▸ Information shown:
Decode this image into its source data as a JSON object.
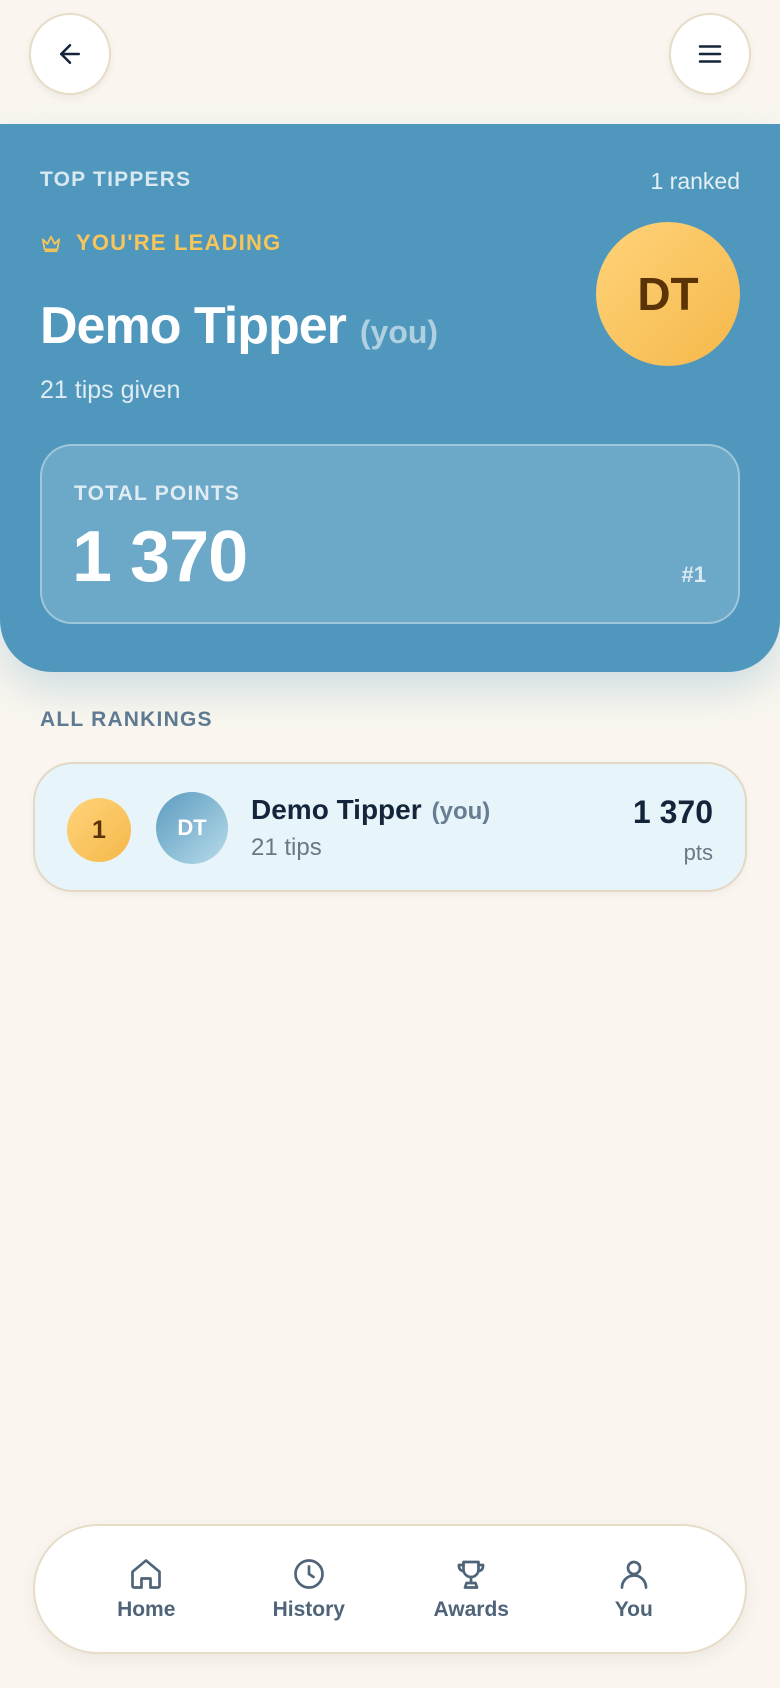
{
  "header": {
    "back_icon": "arrow-left-icon",
    "menu_icon": "hamburger-menu-icon"
  },
  "hero": {
    "section_title": "TOP TIPPERS",
    "ranked_count": "1 ranked",
    "leading_icon": "crown-icon",
    "leading_label": "YOU'RE LEADING",
    "name": "Demo Tipper",
    "you_tag": "(you)",
    "tips_given": "21 tips given",
    "avatar_initials": "DT",
    "points_label": "TOTAL POINTS",
    "points_value": "1 370",
    "rank_label": "#1"
  },
  "rankings": {
    "title": "ALL RANKINGS",
    "rows": [
      {
        "rank": "1",
        "initials": "DT",
        "name": "Demo Tipper",
        "you_tag": "(you)",
        "tips": "21 tips",
        "points": "1 370",
        "points_unit": "pts"
      }
    ]
  },
  "nav": {
    "items": [
      {
        "label": "Home",
        "icon": "home-icon"
      },
      {
        "label": "History",
        "icon": "clock-icon"
      },
      {
        "label": "Awards",
        "icon": "trophy-icon"
      },
      {
        "label": "You",
        "icon": "user-icon"
      }
    ]
  },
  "colors": {
    "background": "#faf6ef",
    "hero": "#4f97bc",
    "gold": "#f7c55a",
    "dark_text": "#14243a"
  }
}
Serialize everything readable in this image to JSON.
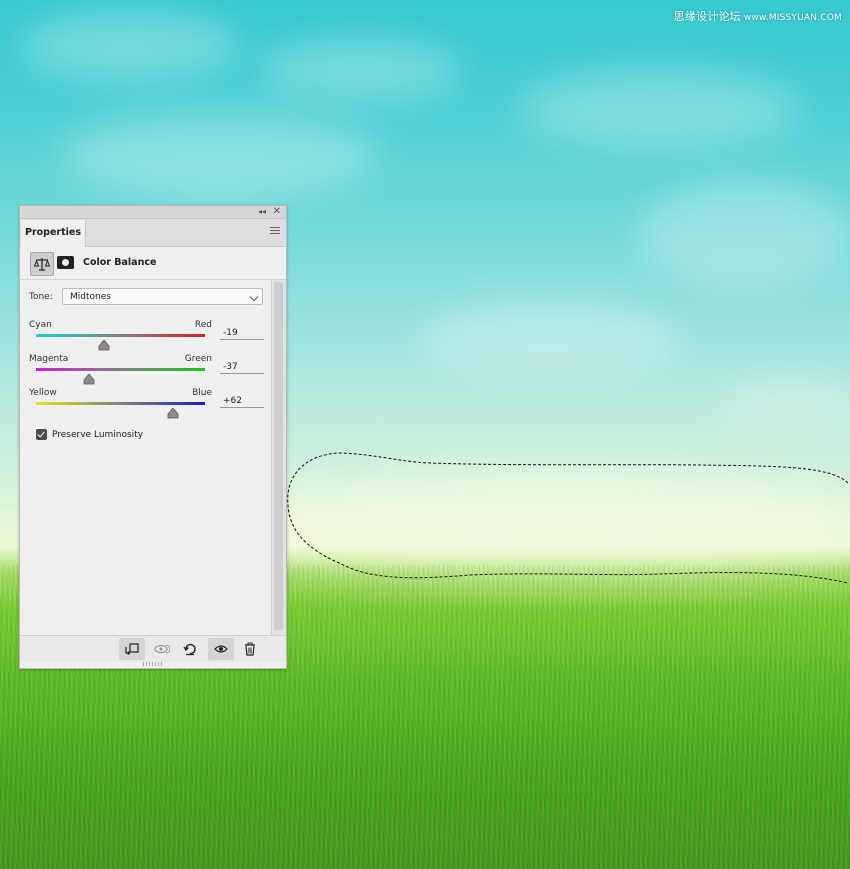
{
  "watermark": {
    "text": "思缘设计论坛",
    "url": "www.MISSYUAN.COM"
  },
  "panel": {
    "tab_label": "Properties",
    "title": "Color Balance",
    "tone": {
      "label": "Tone:",
      "value": "Midtones"
    },
    "sliders": [
      {
        "left": "Cyan",
        "right": "Red",
        "value": "-19",
        "fraction": 0.405,
        "colors": [
          "#15d4d1",
          "#d6202a"
        ]
      },
      {
        "left": "Magenta",
        "right": "Green",
        "value": "-37",
        "fraction": 0.315,
        "colors": [
          "#d21fd0",
          "#22c51e"
        ]
      },
      {
        "left": "Yellow",
        "right": "Blue",
        "value": "+62",
        "fraction": 0.81,
        "colors": [
          "#e8e419",
          "#1a1ec8"
        ]
      }
    ],
    "preserve_luminosity": {
      "label": "Preserve Luminosity",
      "checked": true
    }
  },
  "colors": {
    "panel_bg": "#efefef",
    "panel_border": "#b8b8b8",
    "text": "#222222"
  },
  "icons": {
    "adjustment": "balance-scale-icon",
    "mask": "layer-mask-icon",
    "clip": "clip-to-layer-icon",
    "view_previous": "view-previous-state-icon",
    "reset": "reset-icon",
    "visibility": "eye-icon",
    "delete": "trash-icon"
  }
}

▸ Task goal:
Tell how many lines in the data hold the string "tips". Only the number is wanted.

▸ Answer to this problem:
2